So it came as a surprise that when the old lady had finally decided to enter a retirement home and Rudolph was unchained, he stopped dancing with those butterflies. In fact, he spent most of his time nuzzling the metal leash that used to collar his neck. Like a third arm that had been severed, he had tried reattaching it with his awkward paws to no avail. Tragic that the butterflies that once brought him such joy to life no longer held the same appeal.
Dandelion and Rose found themselves on opposite ends of a seesaw atop a sharp precipice. They were attracted to each other but neither could see, hear, nor talk; only their sense of balance gave away the other’s presence. To maintain such a relationship, both had move in harmony. If Dandelion took a step forwards, then so would Rose. If Rose doubled backwards, then so must Dandelion. Otherwise, both would fall, injure each other, and think twice about getting back on the seesaw again.

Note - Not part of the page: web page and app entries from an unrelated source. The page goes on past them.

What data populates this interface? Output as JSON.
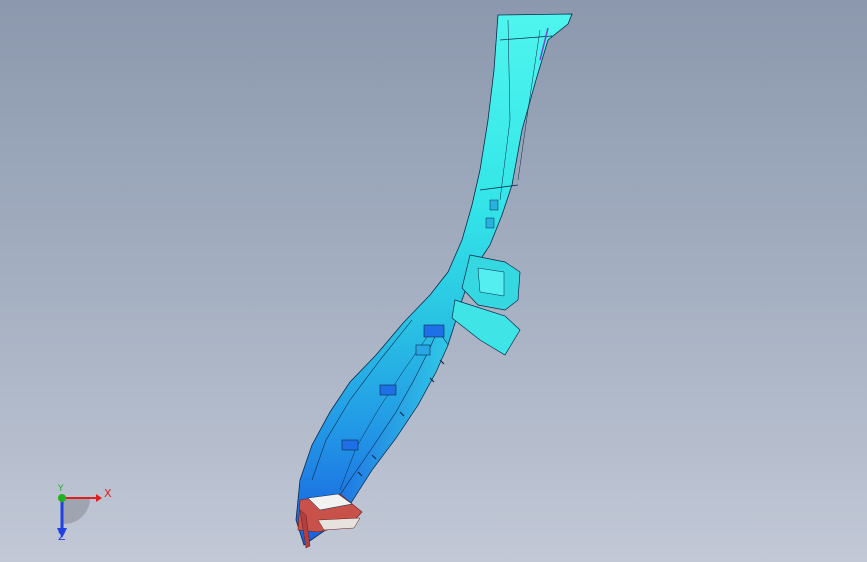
{
  "viewport": {
    "background_top": "#8b98ad",
    "background_bottom": "#c2c8d6"
  },
  "model": {
    "colors": {
      "surface_light": "#3ff2ea",
      "surface_mid": "#22c9de",
      "surface_dark": "#1f70e6",
      "edge": "#0a2a4a",
      "inner_red": "#c8524a",
      "inner_white": "#f2f2f2",
      "accent_purple": "#7a3fc8"
    }
  },
  "triad": {
    "x_label": "X",
    "y_label": "Y",
    "z_label": "Z",
    "x_color": "#e02020",
    "y_color": "#20b020",
    "z_color": "#2040e0"
  }
}
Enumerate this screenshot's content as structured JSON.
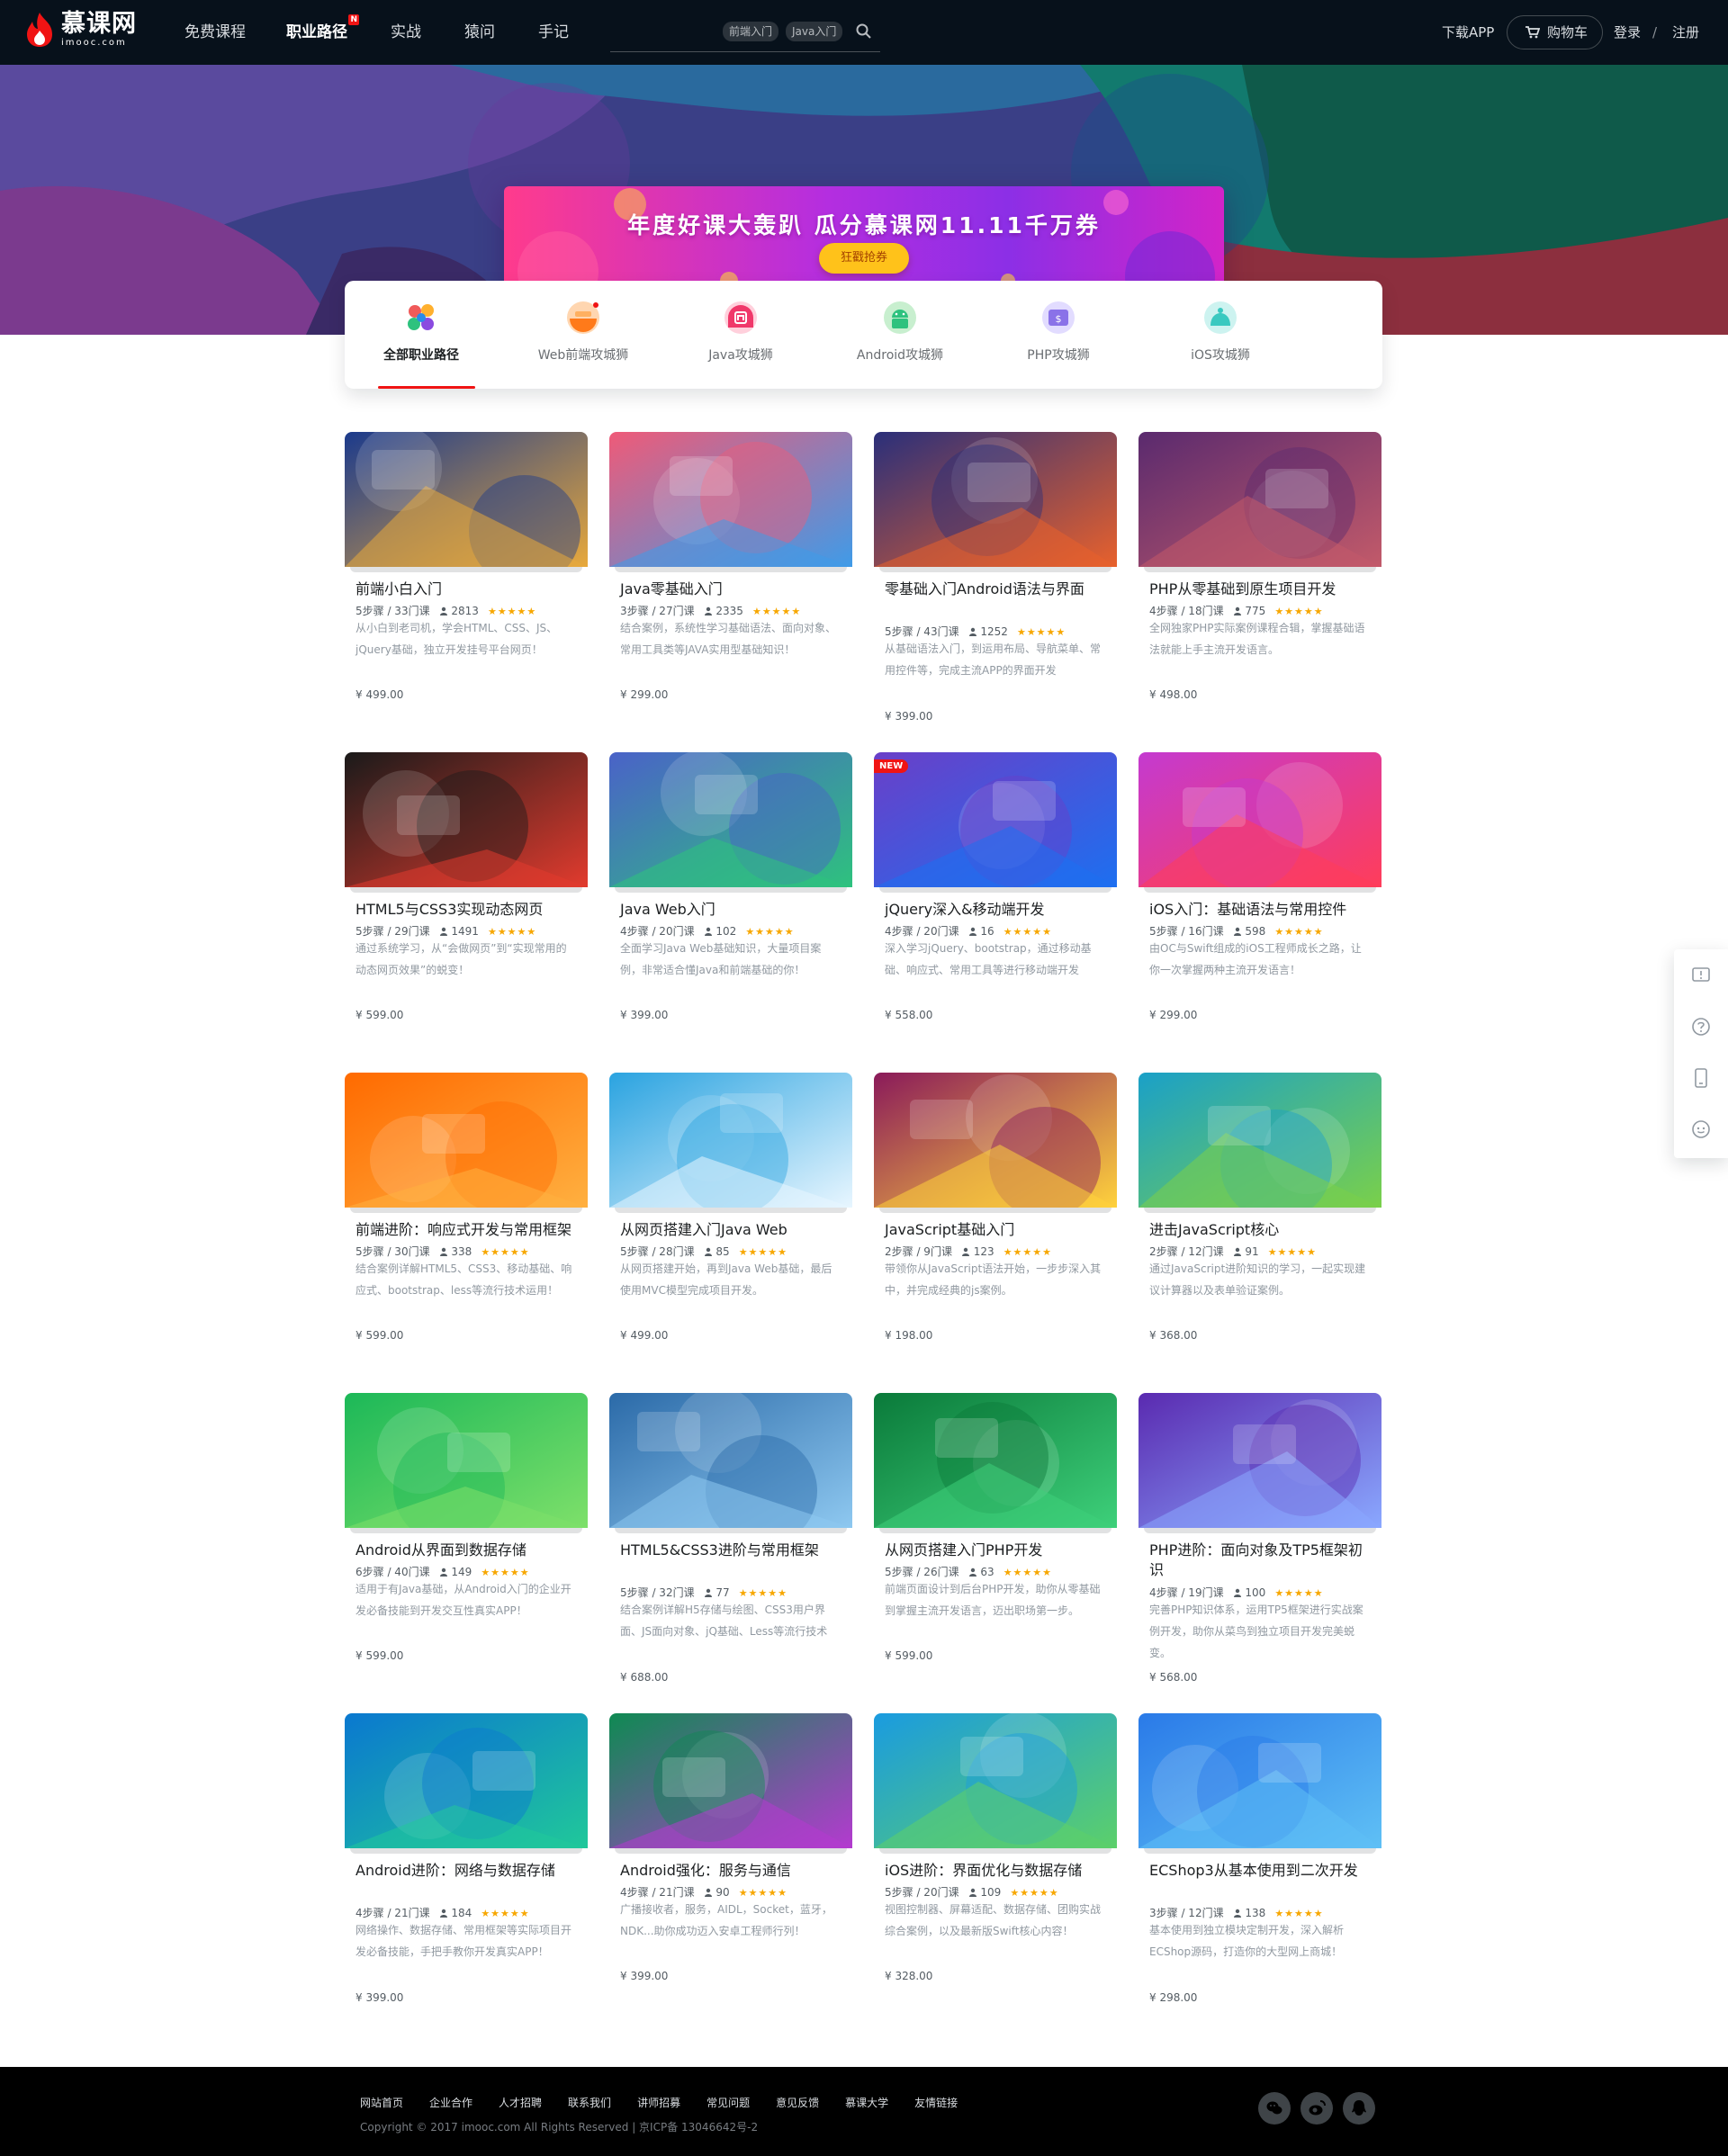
{
  "header": {
    "logo": {
      "cn": "慕课网",
      "en": "imooc.com"
    },
    "nav": [
      {
        "label": "免费课程",
        "active": false
      },
      {
        "label": "职业路径",
        "active": true,
        "badge": "N"
      },
      {
        "label": "实战",
        "active": false
      },
      {
        "label": "猿问",
        "active": false
      },
      {
        "label": "手记",
        "active": false
      }
    ],
    "search": {
      "tags": [
        "前端入门",
        "Java入门"
      ],
      "icon": "search-icon"
    },
    "download": "下载APP",
    "cart": "购物车",
    "login": "登录",
    "sep": "/",
    "register": "注册"
  },
  "banner": {
    "title": "年度好课大轰趴  瓜分慕课网11.11千万券",
    "button": "狂戳抢券"
  },
  "tabs": [
    {
      "label": "全部职业路径",
      "active": true,
      "icon": "all-paths-icon"
    },
    {
      "label": "Web前端攻城狮",
      "active": false,
      "icon": "web-icon"
    },
    {
      "label": "Java攻城狮",
      "active": false,
      "icon": "java-icon"
    },
    {
      "label": "Android攻城狮",
      "active": false,
      "icon": "android-icon"
    },
    {
      "label": "PHP攻城狮",
      "active": false,
      "icon": "php-icon"
    },
    {
      "label": "iOS攻城狮",
      "active": false,
      "icon": "ios-icon"
    }
  ],
  "courses": [
    {
      "title": "前端小白入门",
      "steps": "5步骤 / 33门课",
      "students": "2813",
      "rating": "★★★★★",
      "desc": "从小白到老司机，学会HTML、CSS、JS、jQuery基础，独立开发挂号平台网页！",
      "price": "¥ 499.00",
      "colors": [
        "#1b3a8c",
        "#e8a93c"
      ]
    },
    {
      "title": "Java零基础入门",
      "steps": "3步骤 / 27门课",
      "students": "2335",
      "rating": "★★★★★",
      "desc": "结合案例，系统性学习基础语法、面向对象、常用工具类等JAVA实用型基础知识！",
      "price": "¥ 299.00",
      "colors": [
        "#ef5a78",
        "#3f9be8"
      ]
    },
    {
      "title": "零基础入门Android语法与界面",
      "steps": "5步骤 / 43门课",
      "students": "1252",
      "rating": "★★★★★",
      "desc": "从基础语法入门，到运用布局、导航菜单、常用控件等，完成主流APP的界面开发",
      "price": "¥ 399.00",
      "colors": [
        "#2a2f7a",
        "#e8612c"
      ]
    },
    {
      "title": "PHP从零基础到原生项目开发",
      "steps": "4步骤 / 18门课",
      "students": "775",
      "rating": "★★★★★",
      "desc": "全网独家PHP实际案例课程合辑，掌握基础语法就能上手主流开发语言。",
      "price": "¥ 498.00",
      "colors": [
        "#5a2a6e",
        "#c25a6a"
      ]
    },
    {
      "title": "HTML5与CSS3实现动态网页",
      "steps": "5步骤 / 29门课",
      "students": "1491",
      "rating": "★★★★★",
      "desc": "通过系统学习，从“会做网页”到“实现常用的动态网页效果”的蜕变！",
      "price": "¥ 599.00",
      "colors": [
        "#1a1a1a",
        "#e23b2e"
      ]
    },
    {
      "title": "Java Web入门",
      "steps": "4步骤 / 20门课",
      "students": "102",
      "rating": "★★★★★",
      "desc": "全面学习Java Web基础知识，大量项目案例，非常适合懂Java和前端基础的你！",
      "price": "¥ 399.00",
      "colors": [
        "#4a62c8",
        "#2ec27e"
      ]
    },
    {
      "title": "jQuery深入&移动端开发",
      "steps": "4步骤 / 20门课",
      "students": "16",
      "rating": "★★★★★",
      "desc": "深入学习jQuery、bootstrap，通过移动基础、响应式、常用工具等进行移动端开发",
      "price": "¥ 558.00",
      "colors": [
        "#6a3fc8",
        "#1d6ff0"
      ],
      "badge": "NEW"
    },
    {
      "title": "iOS入门：基础语法与常用控件",
      "steps": "5步骤 / 16门课",
      "students": "598",
      "rating": "★★★★★",
      "desc": "由OC与Swift组成的iOS工程师成长之路，让你一次掌握两种主流开发语言！",
      "price": "¥ 299.00",
      "colors": [
        "#c43ad0",
        "#ff3d5a"
      ]
    },
    {
      "title": "前端进阶：响应式开发与常用框架",
      "steps": "5步骤 / 30门课",
      "students": "338",
      "rating": "★★★★★",
      "desc": "结合案例详解HTML5、CSS3、移动基础、响应式、bootstrap、less等流行技术运用！",
      "price": "¥ 599.00",
      "colors": [
        "#ff6a00",
        "#ffb040"
      ]
    },
    {
      "title": "从网页搭建入门Java Web",
      "steps": "5步骤 / 28门课",
      "students": "85",
      "rating": "★★★★★",
      "desc": "从网页搭建开始，再到Java Web基础，最后使用MVC模型完成项目开发。",
      "price": "¥ 499.00",
      "colors": [
        "#2aa3e0",
        "#e8f6ff"
      ]
    },
    {
      "title": "JavaScript基础入门",
      "steps": "2步骤 / 9门课",
      "students": "123",
      "rating": "★★★★★",
      "desc": "带领你从JavaScript语法开始，一步步深入其中，并完成经典的js案例。",
      "price": "¥ 198.00",
      "colors": [
        "#8a1a5a",
        "#ffd23c"
      ]
    },
    {
      "title": "进击JavaScript核心",
      "steps": "2步骤 / 12门课",
      "students": "91",
      "rating": "★★★★★",
      "desc": "通过JavaScript进阶知识的学习，一起实现建议计算器以及表单验证案例。",
      "price": "¥ 368.00",
      "colors": [
        "#1aa0c8",
        "#7ad04a"
      ]
    },
    {
      "title": "Android从界面到数据存储",
      "steps": "6步骤 / 40门课",
      "students": "149",
      "rating": "★★★★★",
      "desc": "适用于有Java基础，从Android入门的企业开发必备技能到开发交互性真实APP！",
      "price": "¥ 599.00",
      "colors": [
        "#1cb858",
        "#7ee06a"
      ]
    },
    {
      "title": "HTML5&CSS3进阶与常用框架",
      "steps": "5步骤 / 32门课",
      "students": "77",
      "rating": "★★★★★",
      "desc": "结合案例详解H5存储与绘图、CSS3用户界面、JS面向对象、jQ基础、Less等流行技术",
      "price": "¥ 688.00",
      "colors": [
        "#2b6aa8",
        "#8ec8f0"
      ]
    },
    {
      "title": "从网页搭建入门PHP开发",
      "steps": "5步骤 / 26门课",
      "students": "63",
      "rating": "★★★★★",
      "desc": "前端页面设计到后台PHP开发，助你从零基础到掌握主流开发语言，迈出职场第一步。",
      "price": "¥ 599.00",
      "colors": [
        "#0a7a3a",
        "#3ed07a"
      ]
    },
    {
      "title": "PHP进阶：面向对象及TP5框架初识",
      "steps": "4步骤 / 19门课",
      "students": "100",
      "rating": "★★★★★",
      "desc": "完善PHP知识体系，运用TP5框架进行实战案例开发，助你从菜鸟到独立项目开发完美蜕变。",
      "price": "¥ 568.00",
      "colors": [
        "#5a2ab0",
        "#8aa8ff"
      ]
    },
    {
      "title": "Android进阶：网络与数据存储",
      "steps": "4步骤 / 21门课",
      "students": "184",
      "rating": "★★★★★",
      "desc": "网络操作、数据存储、常用框架等实际项目开发必备技能，手把手教你开发真实APP！",
      "price": "¥ 399.00",
      "colors": [
        "#0a78d0",
        "#20c89a"
      ]
    },
    {
      "title": "Android强化：服务与通信",
      "steps": "4步骤 / 21门课",
      "students": "90",
      "rating": "★★★★★",
      "desc": "广播接收者，服务，AIDL，Socket，蓝牙，NDK...助你成功迈入安卓工程师行列！",
      "price": "¥ 399.00",
      "colors": [
        "#0e8a52",
        "#b43ad0"
      ]
    },
    {
      "title": "iOS进阶：界面优化与数据存储",
      "steps": "5步骤 / 20门课",
      "students": "109",
      "rating": "★★★★★",
      "desc": "视图控制器、屏幕适配、数据存储、团购实战综合案例，以及最新版Swift核心内容！",
      "price": "¥ 328.00",
      "colors": [
        "#1a9be0",
        "#5cd06a"
      ]
    },
    {
      "title": "ECShop3从基本使用到二次开发",
      "steps": "3步骤 / 12门课",
      "students": "138",
      "rating": "★★★★★",
      "desc": "基本使用到独立模块定制开发，深入解析ECShop源码，打造你的大型网上商城！",
      "price": "¥ 298.00",
      "colors": [
        "#2a7ae8",
        "#5fc0f5"
      ]
    }
  ],
  "side_tools": [
    "feedback-icon",
    "help-icon",
    "app-icon",
    "chat-icon"
  ],
  "footer": {
    "links": [
      "网站首页",
      "企业合作",
      "人才招聘",
      "联系我们",
      "讲师招募",
      "常见问题",
      "意见反馈",
      "慕课大学",
      "友情链接"
    ],
    "copyright": "Copyright © 2017 imooc.com All Rights Reserved | 京ICP备 13046642号-2",
    "social": [
      "wechat-icon",
      "weibo-icon",
      "qq-icon"
    ]
  }
}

When the two first met, neither dared to make sudden movements out of fear. This would quickly change as the cold nights drew them closer to share warmth and the windy days forced them further apart for some stability. Most days however were calm and so to ease their restlessness and learn more about one another, the two took turns leading. Rose would slide forwards a meter and Dandelion would follow suit by three-quarters to maintain weight parity. Walking soon turned into hopping and then evolved into various forms of kicks, spins, turns, pivots, crosses. Many times they fell off the seesaw but every time they got right back on again. Movement itself communicated their bond and deepened their trust in each other.
Two centuries had passed since Dandelion and Rose were last seen atop that fateful seesaw that once united them in movement. Legends tell of a violent squall that had swept through the mountain side. After the storm had cleared, the seesaw atop the sharp precipice had broken cleanly in half. Some say that a disagreement had end their relationship for good; their combined weights crashing down upon two ends would have severed the seesaw. Others claim that lightning struck the seesaw, splitting it in two from divine jealousy of mortal love. Whatever the case, the bodies of Dandelion and Rose were never found but their movements could sometimes be felt today whilst engaged in dance.
Two wolves sought to capture a herd of sheep. The first wolf would attack head-on and scatter the flock. The second wolf would dress up in sheep’s skin and lead them to a cliff. When they put their plan into action however, only three quarters had fled. The remaining ones bared fangs.